## Extracted information
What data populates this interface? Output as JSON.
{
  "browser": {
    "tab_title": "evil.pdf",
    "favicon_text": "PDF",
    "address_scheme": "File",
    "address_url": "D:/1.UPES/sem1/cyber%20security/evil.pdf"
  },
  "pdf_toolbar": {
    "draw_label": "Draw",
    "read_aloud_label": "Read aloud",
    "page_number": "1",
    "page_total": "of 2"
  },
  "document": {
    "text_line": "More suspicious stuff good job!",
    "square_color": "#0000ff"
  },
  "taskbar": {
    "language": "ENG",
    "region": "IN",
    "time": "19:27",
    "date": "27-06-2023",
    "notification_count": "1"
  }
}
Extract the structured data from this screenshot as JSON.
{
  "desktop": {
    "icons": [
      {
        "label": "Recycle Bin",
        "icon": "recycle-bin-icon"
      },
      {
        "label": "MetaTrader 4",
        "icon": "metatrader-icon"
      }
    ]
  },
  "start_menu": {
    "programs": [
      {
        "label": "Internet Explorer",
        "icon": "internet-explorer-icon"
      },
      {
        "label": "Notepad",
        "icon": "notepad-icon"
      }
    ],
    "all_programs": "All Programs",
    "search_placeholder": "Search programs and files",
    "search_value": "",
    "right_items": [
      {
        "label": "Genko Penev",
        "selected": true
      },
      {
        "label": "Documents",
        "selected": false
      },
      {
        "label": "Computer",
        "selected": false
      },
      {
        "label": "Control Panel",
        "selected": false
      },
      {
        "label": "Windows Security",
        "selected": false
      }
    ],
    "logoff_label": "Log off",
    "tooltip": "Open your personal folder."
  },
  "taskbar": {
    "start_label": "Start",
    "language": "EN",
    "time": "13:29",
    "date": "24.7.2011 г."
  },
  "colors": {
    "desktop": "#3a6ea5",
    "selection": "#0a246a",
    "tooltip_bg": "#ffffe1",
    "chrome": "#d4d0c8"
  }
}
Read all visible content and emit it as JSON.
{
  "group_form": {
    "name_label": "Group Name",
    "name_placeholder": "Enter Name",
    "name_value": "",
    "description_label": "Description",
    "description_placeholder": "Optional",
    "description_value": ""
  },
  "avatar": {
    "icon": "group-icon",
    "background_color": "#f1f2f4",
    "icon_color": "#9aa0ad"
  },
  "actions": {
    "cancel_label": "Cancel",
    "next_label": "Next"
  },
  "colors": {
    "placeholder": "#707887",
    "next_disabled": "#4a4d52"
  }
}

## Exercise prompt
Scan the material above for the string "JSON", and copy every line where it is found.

## Problem solution
What data populates this interface? Output as JSON.
Extract the structured data from this screenshot as JSON.
Read all visible content and emit it as JSON.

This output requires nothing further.